[INFORMATION PROVIDED]

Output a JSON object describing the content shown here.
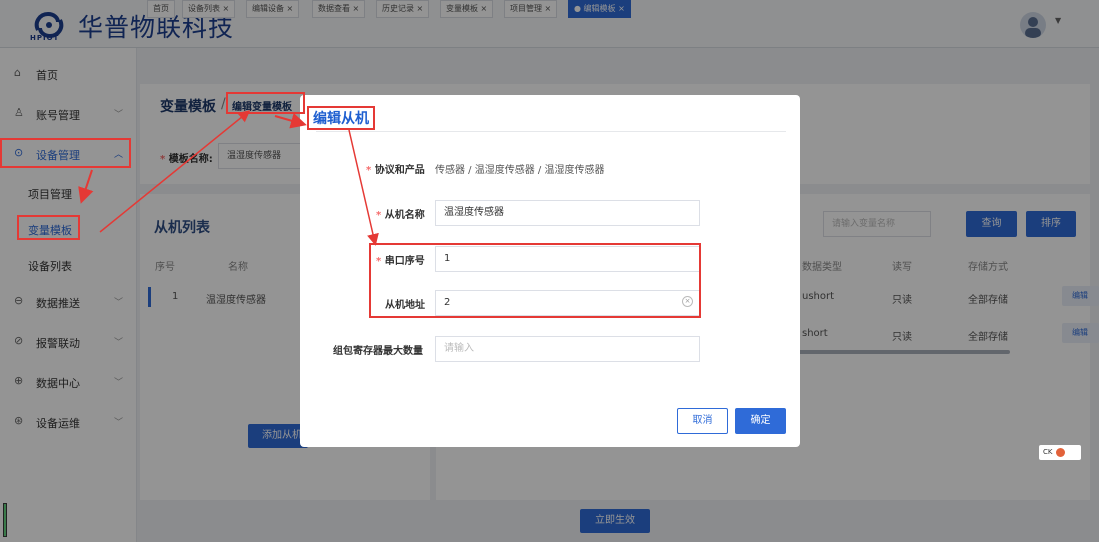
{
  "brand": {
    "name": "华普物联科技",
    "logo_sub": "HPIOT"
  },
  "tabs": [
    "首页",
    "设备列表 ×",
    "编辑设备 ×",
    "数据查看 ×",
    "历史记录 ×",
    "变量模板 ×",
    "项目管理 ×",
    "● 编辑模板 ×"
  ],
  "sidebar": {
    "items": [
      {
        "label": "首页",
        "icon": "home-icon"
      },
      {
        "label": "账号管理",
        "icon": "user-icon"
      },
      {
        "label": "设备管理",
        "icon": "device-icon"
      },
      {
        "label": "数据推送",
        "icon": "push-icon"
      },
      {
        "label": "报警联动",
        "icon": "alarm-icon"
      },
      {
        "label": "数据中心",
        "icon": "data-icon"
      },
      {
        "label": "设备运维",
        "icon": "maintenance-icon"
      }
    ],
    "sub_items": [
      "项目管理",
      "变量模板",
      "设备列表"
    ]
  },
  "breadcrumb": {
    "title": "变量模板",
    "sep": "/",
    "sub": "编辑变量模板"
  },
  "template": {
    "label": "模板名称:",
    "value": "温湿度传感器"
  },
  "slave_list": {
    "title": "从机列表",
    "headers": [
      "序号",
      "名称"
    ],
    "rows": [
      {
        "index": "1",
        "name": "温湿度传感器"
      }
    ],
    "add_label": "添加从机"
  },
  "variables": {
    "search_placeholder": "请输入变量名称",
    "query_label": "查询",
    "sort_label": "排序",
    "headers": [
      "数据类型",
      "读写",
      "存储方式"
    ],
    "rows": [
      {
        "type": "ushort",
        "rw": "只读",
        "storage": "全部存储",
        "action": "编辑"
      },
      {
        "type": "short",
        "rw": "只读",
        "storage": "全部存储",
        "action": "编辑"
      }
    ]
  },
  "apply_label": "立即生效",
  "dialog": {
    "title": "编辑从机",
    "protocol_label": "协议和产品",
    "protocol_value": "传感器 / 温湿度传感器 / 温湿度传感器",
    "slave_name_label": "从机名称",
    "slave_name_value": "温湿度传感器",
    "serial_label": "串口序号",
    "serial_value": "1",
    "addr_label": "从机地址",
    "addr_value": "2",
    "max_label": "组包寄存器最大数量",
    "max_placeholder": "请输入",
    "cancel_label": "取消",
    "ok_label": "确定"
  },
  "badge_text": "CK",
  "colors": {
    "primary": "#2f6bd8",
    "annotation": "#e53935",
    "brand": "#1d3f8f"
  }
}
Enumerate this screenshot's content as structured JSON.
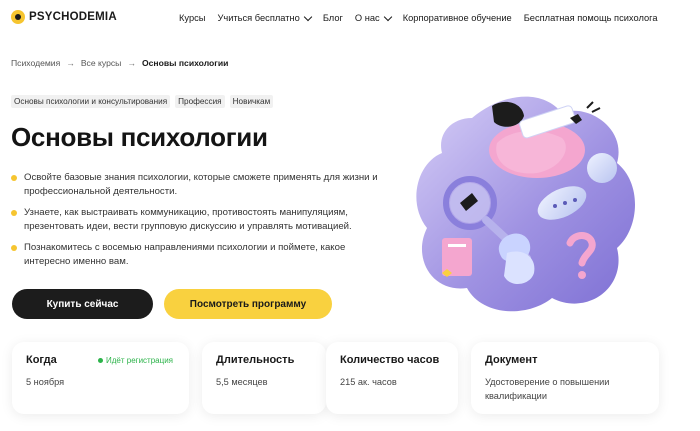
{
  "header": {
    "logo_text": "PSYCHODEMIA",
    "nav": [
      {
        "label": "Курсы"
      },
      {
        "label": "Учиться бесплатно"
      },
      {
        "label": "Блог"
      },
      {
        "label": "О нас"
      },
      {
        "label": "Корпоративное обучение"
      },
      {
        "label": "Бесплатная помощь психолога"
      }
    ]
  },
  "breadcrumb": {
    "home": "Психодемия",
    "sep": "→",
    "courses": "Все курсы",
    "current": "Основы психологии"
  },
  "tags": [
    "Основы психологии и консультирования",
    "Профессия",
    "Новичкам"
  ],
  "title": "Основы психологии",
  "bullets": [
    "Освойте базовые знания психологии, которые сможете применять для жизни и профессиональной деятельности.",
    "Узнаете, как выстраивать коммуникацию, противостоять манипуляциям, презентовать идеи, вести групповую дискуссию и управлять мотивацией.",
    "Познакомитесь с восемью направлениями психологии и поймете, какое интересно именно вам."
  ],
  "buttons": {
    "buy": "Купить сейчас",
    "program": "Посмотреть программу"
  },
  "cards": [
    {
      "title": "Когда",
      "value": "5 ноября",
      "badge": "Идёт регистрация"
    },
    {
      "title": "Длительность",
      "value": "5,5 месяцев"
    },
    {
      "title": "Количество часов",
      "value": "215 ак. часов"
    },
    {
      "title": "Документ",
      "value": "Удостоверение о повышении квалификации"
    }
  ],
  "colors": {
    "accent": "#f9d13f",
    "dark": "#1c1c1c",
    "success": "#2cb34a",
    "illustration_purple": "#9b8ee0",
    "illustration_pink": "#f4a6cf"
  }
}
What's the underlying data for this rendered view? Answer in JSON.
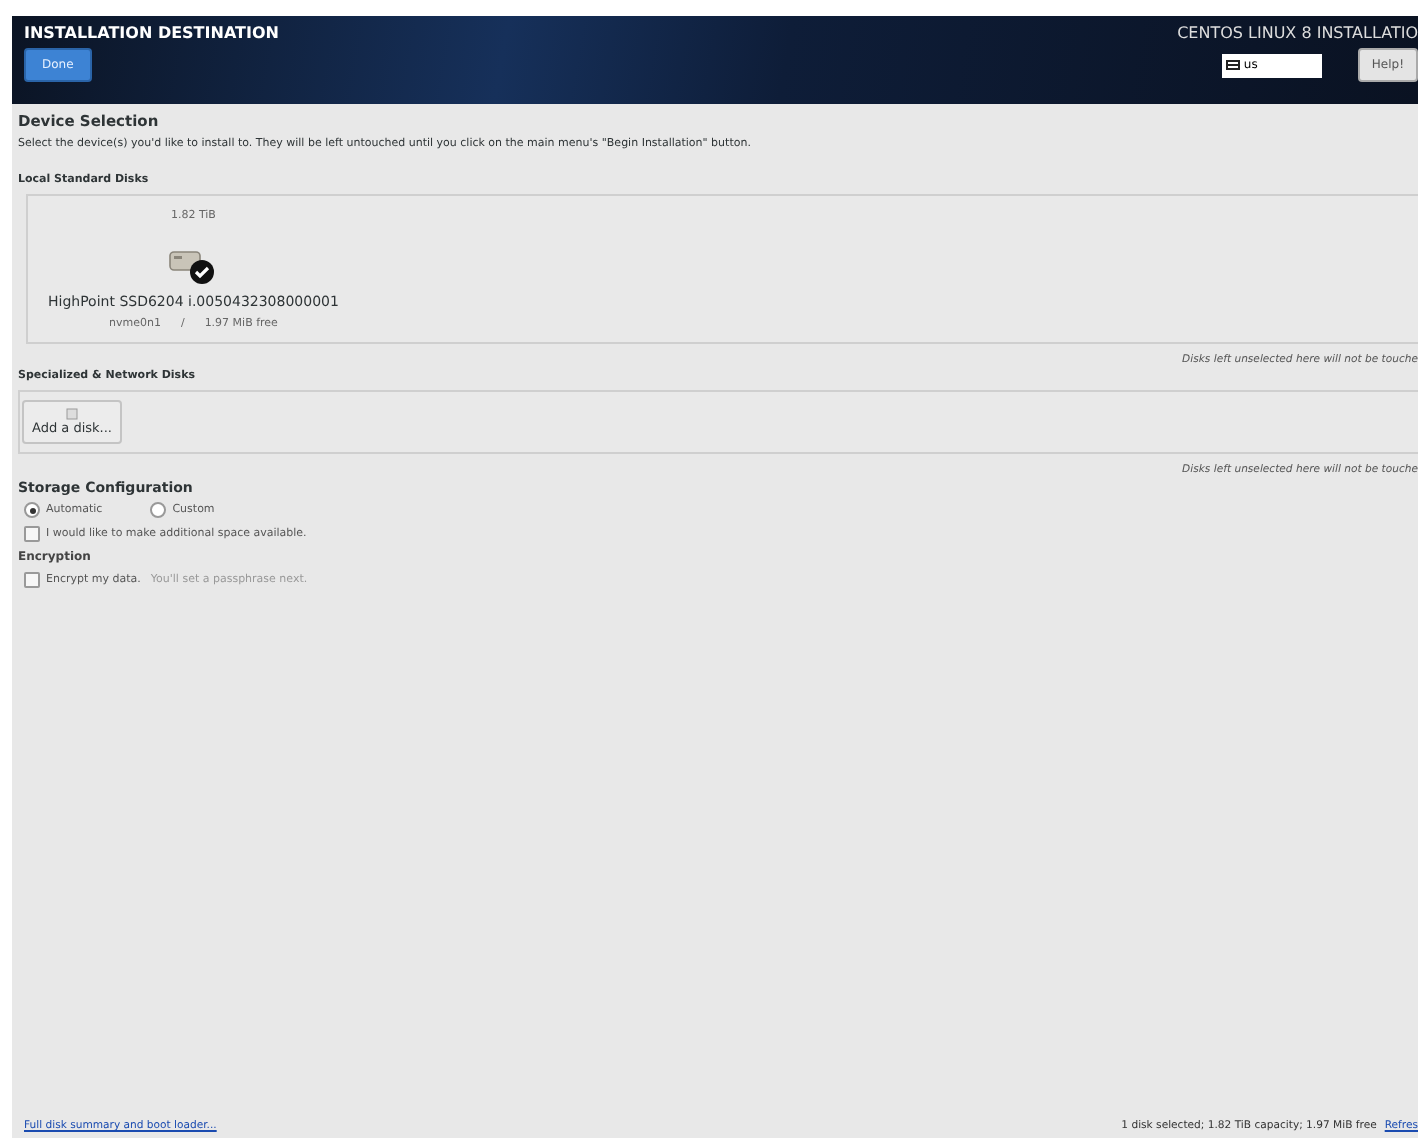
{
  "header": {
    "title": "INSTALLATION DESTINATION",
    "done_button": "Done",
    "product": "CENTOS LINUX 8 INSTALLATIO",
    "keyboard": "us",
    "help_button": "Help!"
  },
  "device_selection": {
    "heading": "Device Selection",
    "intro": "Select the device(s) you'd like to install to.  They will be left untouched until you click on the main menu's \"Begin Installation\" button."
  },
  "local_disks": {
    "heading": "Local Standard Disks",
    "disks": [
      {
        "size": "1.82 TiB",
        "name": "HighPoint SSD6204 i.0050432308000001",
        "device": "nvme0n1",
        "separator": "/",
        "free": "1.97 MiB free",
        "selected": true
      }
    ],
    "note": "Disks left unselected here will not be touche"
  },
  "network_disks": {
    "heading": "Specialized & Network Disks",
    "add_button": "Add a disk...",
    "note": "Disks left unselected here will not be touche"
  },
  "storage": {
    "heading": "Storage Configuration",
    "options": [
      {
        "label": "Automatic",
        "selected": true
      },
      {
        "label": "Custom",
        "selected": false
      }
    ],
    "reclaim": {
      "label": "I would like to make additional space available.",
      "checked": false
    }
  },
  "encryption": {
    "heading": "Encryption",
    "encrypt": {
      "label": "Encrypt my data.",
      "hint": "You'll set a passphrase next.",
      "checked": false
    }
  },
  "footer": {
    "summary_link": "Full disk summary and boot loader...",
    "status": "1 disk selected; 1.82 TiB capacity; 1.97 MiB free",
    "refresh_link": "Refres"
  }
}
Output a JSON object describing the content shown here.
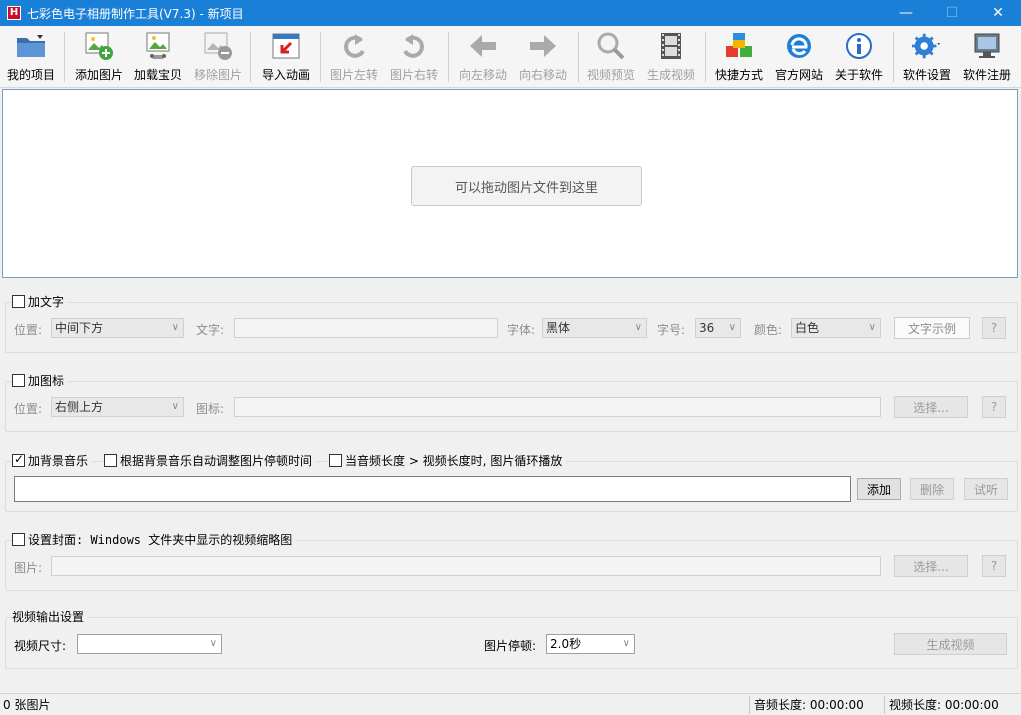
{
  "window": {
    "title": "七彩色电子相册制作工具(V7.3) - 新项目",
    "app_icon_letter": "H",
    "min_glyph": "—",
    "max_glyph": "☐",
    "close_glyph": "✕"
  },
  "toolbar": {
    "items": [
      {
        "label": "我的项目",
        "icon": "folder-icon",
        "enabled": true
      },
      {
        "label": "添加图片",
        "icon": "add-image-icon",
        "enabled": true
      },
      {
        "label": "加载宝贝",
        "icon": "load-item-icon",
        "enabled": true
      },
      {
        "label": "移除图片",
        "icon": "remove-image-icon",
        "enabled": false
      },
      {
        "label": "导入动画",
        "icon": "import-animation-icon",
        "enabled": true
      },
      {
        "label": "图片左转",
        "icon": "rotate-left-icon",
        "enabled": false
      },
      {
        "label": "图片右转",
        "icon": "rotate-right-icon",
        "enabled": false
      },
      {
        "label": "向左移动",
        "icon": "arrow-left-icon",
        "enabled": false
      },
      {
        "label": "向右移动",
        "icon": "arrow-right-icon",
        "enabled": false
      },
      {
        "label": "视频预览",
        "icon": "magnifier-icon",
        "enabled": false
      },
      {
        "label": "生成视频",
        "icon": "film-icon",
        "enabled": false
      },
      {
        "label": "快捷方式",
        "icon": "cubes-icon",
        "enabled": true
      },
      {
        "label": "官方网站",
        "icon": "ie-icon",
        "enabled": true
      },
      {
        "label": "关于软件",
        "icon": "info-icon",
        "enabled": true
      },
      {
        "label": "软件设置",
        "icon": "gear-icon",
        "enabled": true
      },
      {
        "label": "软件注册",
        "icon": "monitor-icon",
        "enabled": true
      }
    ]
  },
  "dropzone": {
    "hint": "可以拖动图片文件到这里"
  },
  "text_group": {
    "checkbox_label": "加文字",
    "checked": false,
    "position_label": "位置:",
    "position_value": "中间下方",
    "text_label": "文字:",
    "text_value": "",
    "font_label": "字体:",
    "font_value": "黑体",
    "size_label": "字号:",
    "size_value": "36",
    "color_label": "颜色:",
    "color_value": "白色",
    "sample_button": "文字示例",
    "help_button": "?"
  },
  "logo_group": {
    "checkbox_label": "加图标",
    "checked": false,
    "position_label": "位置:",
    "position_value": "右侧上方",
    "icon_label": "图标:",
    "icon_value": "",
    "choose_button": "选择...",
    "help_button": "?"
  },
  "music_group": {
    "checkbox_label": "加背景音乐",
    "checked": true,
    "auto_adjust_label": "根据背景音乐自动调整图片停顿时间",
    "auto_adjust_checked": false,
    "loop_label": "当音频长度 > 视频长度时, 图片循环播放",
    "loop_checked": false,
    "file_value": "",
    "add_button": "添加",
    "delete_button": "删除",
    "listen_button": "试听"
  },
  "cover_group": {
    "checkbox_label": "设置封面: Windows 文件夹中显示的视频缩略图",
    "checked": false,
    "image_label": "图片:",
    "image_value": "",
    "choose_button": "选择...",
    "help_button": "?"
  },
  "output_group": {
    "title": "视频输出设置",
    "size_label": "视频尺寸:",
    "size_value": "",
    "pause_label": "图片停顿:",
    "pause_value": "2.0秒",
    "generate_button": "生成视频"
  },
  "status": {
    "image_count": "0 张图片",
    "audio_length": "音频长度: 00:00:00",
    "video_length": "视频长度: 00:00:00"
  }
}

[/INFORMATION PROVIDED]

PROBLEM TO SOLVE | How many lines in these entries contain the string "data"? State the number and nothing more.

SOLUTION FOR THIS TASK | 3